Last month, several airlines, including United and Delta, offered deeply discounted business class tickets from many U.S. cities to Europe. In a lot of cases, the business class fares — flat seats and all — were cheaper than coach. I know this in part because I grabbed one for my honeymoon this summer.
But the airlines didn’t advertise these discount fares. You either had to get lucky — maybe you were just searching that day — or had to learn about it from a friend. From what I could tell, these fare sales were available twice, for about one day each. If you thought too much about buying, the tickets disappeared.
Why weren’t these flights advertised? Joe Brancatelli, the respected business travel columnist, has the answer. He wrote a fascinating story on these flash sales. Here’s what one airline executive told him:
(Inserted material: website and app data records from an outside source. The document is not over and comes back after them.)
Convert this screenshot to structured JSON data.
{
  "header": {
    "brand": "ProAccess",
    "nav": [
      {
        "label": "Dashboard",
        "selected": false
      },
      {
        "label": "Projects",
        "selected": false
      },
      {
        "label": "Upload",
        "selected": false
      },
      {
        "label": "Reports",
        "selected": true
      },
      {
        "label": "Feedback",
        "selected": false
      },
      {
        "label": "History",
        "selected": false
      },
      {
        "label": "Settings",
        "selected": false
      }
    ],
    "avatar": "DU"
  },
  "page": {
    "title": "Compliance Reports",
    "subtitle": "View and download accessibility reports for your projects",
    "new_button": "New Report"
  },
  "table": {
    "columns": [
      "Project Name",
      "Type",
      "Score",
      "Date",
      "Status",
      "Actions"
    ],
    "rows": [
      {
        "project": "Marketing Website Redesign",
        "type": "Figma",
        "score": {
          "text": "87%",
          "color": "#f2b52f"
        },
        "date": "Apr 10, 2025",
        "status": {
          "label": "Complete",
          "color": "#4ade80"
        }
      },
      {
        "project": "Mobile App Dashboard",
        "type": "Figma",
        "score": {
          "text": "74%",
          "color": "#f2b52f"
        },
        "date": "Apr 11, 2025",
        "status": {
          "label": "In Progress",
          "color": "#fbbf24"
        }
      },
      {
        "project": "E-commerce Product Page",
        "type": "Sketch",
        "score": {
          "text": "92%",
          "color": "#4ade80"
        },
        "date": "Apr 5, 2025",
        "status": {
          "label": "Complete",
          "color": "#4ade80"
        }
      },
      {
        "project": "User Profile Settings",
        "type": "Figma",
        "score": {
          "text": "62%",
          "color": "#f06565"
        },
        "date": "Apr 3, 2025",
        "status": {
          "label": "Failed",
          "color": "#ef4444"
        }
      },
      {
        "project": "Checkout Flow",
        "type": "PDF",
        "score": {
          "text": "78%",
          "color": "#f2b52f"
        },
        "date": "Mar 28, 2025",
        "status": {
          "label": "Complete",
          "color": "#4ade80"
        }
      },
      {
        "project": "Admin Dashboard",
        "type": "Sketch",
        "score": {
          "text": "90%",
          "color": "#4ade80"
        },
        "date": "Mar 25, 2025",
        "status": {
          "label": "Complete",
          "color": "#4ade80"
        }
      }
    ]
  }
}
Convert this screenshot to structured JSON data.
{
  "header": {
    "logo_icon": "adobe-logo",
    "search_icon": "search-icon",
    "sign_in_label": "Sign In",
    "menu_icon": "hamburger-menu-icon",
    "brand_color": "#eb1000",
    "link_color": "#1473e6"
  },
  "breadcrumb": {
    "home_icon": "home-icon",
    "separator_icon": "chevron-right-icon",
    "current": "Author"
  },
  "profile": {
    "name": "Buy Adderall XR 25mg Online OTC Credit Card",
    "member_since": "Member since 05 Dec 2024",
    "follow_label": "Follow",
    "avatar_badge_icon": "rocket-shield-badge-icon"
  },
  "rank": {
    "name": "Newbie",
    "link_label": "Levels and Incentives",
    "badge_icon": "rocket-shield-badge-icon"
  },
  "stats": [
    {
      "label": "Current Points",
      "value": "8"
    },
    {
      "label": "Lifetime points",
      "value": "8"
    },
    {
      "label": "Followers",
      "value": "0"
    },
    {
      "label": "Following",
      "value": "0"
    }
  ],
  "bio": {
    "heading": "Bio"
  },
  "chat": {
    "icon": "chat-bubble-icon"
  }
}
“Our legal team claims you must have at least 10 percent [of seats] available at the advertised price and you can’t change fares or terms after the promotion starts,” is how one airline marketing executive explained it to me. “Now we dump what we deem appropriate into the system and don’t talk about it. Then we can pull inventory or change restrictions without repercussions. It makes the lawyers happy.”